An individual dog is identified as a member of a breed through proof of ancestry, using genetic analysis or written records of ancestry. Without such proof, identification of a specific breed is not reliable. Such records, called stud books, may be maintained by individuals, clubs, or other organizations
In biology, subspecies, race and breed are equivalent terms. Breed is usually applied to domestic animals; species and subspecies, to wild animals and to plants; and race, to humans. Colloquial use of the term dog breed, however, does not conform to scientific standards of taxonomic classification. Breeds do not meet the criteria for subspecies since they are all considered a subspecies of the gray wolf; an interbreeding group of individuals who pass on characteristic traits and would likely merge back into a single homogenous group if external barriers were removed. The recognition of distinct dog breeds is not maintained by a scientific organization; they are maintained by a number of independent kennel clubs that need not apply to scientific standards and are often inconsistent. For instance, the Belgian Shepherd Dog is separated into four distinct breeds by some clubs, but not in others.
Further, some groups of dogs which clearly share a persistent set of characteristics and documented descent from a known foundation stock may still not be recognized by some clubs as breeds. For instance, the feist is a hunting dog raised in the Southern United States for hunting small game. Feists have a consistent set of characteristics that reliably differentiate them from other dog types and breeds. However, the United Kennel Club recognizes one breed of feist, the Treeing Feist, while the American Kennel Club does not recognize any feist breed.
A dog is said to be purebred if its parents were purebred and it meets the standards of the breed. Purebred dog breeders of today "have inherited a breeding paradigm that is, at the very least, a bit anachronistic in light of modern genetic knowledge, and that first arose out of a pretty blatant misinterpretation of Darwin and an enthusiasm for social theories that have long been discredited as scientifically insupportable and morally questionable."
Morally questionable policies regarding purity of breed include obligatory surgical procedures to spay or neuter animals in numerous contexts. The American Kennel Club, for instance, allows mixed-breed dogs to be shown but requires these animals to be altered. It does not make such requirements for purebred dogs. California Assembly Act AB 1634 was a bill introduced in 2007 that would require all non-working dogs of mixed breed over the age of 6 months to be neutered or spayed. The bill was morally controversial, leading the American Kennel Club to fight the bill.
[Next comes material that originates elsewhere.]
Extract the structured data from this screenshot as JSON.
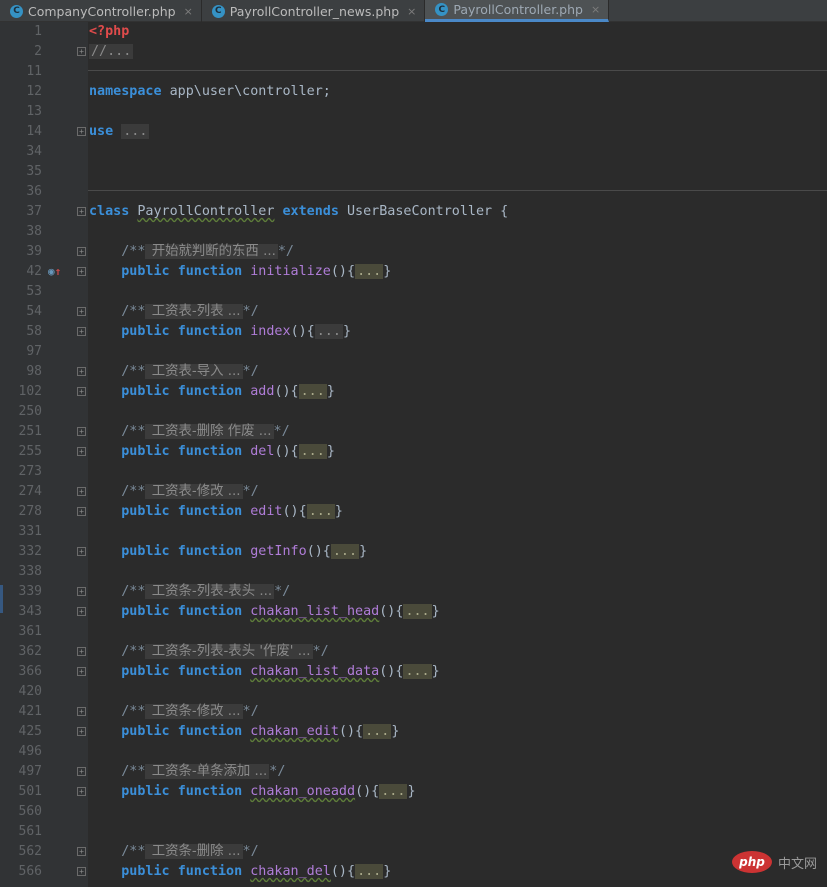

The clear genetic distinction between breeds of dog has made dogs of specific breeds good subjects for genetic and human medical research. "Using the dog as a discovery tool" in studying how cancer affects specific breeds may lead to identifying "susceptibility genes that have proved intractable in human families and populations."